Your objective:
Copy the data that follows exactly, and include none of its images.

(Beginning of Exercise input)

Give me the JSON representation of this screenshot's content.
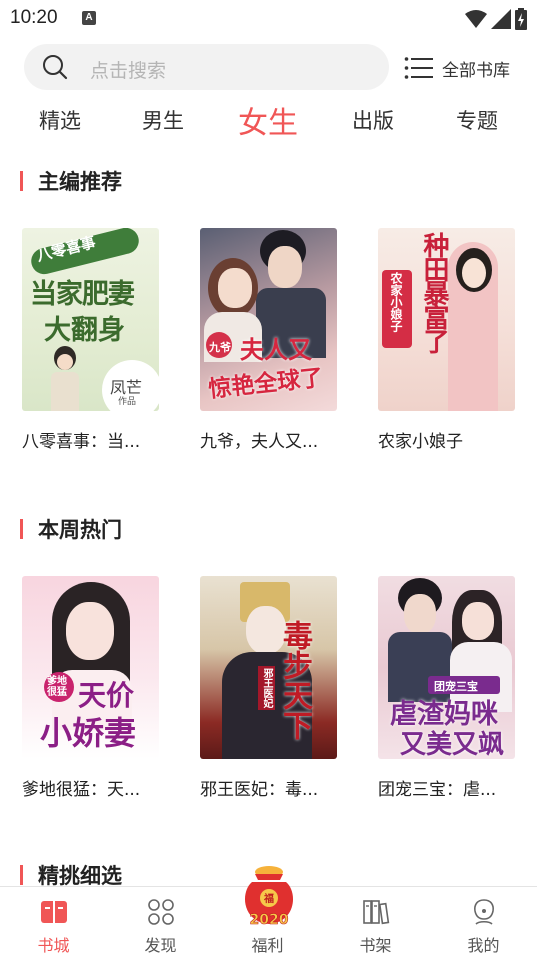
{
  "status": {
    "time": "10:20",
    "notification_icon": "A"
  },
  "search": {
    "placeholder": "点击搜索"
  },
  "library": {
    "label": "全部书库"
  },
  "tabs": [
    {
      "label": "精选"
    },
    {
      "label": "男生"
    },
    {
      "label": "女生",
      "active": true
    },
    {
      "label": "出版"
    },
    {
      "label": "专题"
    }
  ],
  "sections": [
    {
      "title": "主编推荐",
      "books": [
        {
          "title": "八零喜事：当...",
          "cover_texts": [
            "八零喜事",
            "当家肥妻",
            "大翻身",
            "凤芒",
            "作品"
          ]
        },
        {
          "title": "九爷，夫人又...",
          "cover_texts": [
            "九爷",
            "夫人又",
            "惊艳全球了"
          ]
        },
        {
          "title": "农家小娘子",
          "cover_texts": [
            "种田暴富了",
            "农家小娘子"
          ]
        }
      ]
    },
    {
      "title": "本周热门",
      "books": [
        {
          "title": "爹地很猛：天...",
          "cover_texts": [
            "爹地很猛",
            "天价",
            "小娇妻"
          ]
        },
        {
          "title": "邪王医妃：毒...",
          "cover_texts": [
            "毒步天下",
            "邪王医妃"
          ]
        },
        {
          "title": "团宠三宝：虐...",
          "cover_texts": [
            "团宠三宝",
            "虐渣妈咪",
            "又美又飒"
          ]
        }
      ]
    },
    {
      "title": "精挑细选"
    }
  ],
  "bottom_nav": [
    {
      "label": "书城",
      "icon": "book-city-icon",
      "active": true
    },
    {
      "label": "发现",
      "icon": "discover-icon"
    },
    {
      "label": "福利",
      "icon": "welfare-icon",
      "badge": "2020"
    },
    {
      "label": "书架",
      "icon": "bookshelf-icon"
    },
    {
      "label": "我的",
      "icon": "profile-icon"
    }
  ],
  "colors": {
    "accent": "#f05656",
    "text": "#222222",
    "muted": "#b5b5b5",
    "search_bg": "#f2f2f2"
  }
}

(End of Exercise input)

Response for this exercise:
Give me the JSON representation of this screenshot's content.
{
  "status": {
    "time": "10:20",
    "notification_icon": "A"
  },
  "search": {
    "placeholder": "点击搜索"
  },
  "library": {
    "label": "全部书库"
  },
  "tabs": [
    {
      "label": "精选"
    },
    {
      "label": "男生"
    },
    {
      "label": "女生",
      "active": true
    },
    {
      "label": "出版"
    },
    {
      "label": "专题"
    }
  ],
  "sections": [
    {
      "title": "主编推荐",
      "books": [
        {
          "title": "八零喜事：当...",
          "cover_texts": [
            "八零喜事",
            "当家肥妻",
            "大翻身",
            "凤芒",
            "作品"
          ]
        },
        {
          "title": "九爷，夫人又...",
          "cover_texts": [
            "九爷",
            "夫人又",
            "惊艳全球了"
          ]
        },
        {
          "title": "农家小娘子",
          "cover_texts": [
            "种田暴富了",
            "农家小娘子"
          ]
        }
      ]
    },
    {
      "title": "本周热门",
      "books": [
        {
          "title": "爹地很猛：天...",
          "cover_texts": [
            "爹地很猛",
            "天价",
            "小娇妻"
          ]
        },
        {
          "title": "邪王医妃：毒...",
          "cover_texts": [
            "毒步天下",
            "邪王医妃"
          ]
        },
        {
          "title": "团宠三宝：虐...",
          "cover_texts": [
            "团宠三宝",
            "虐渣妈咪",
            "又美又飒"
          ]
        }
      ]
    },
    {
      "title": "精挑细选"
    }
  ],
  "bottom_nav": [
    {
      "label": "书城",
      "icon": "book-city-icon",
      "active": true
    },
    {
      "label": "发现",
      "icon": "discover-icon"
    },
    {
      "label": "福利",
      "icon": "welfare-icon",
      "badge": "2020"
    },
    {
      "label": "书架",
      "icon": "bookshelf-icon"
    },
    {
      "label": "我的",
      "icon": "profile-icon"
    }
  ],
  "colors": {
    "accent": "#f05656",
    "text": "#222222",
    "muted": "#b5b5b5",
    "search_bg": "#f2f2f2"
  }
}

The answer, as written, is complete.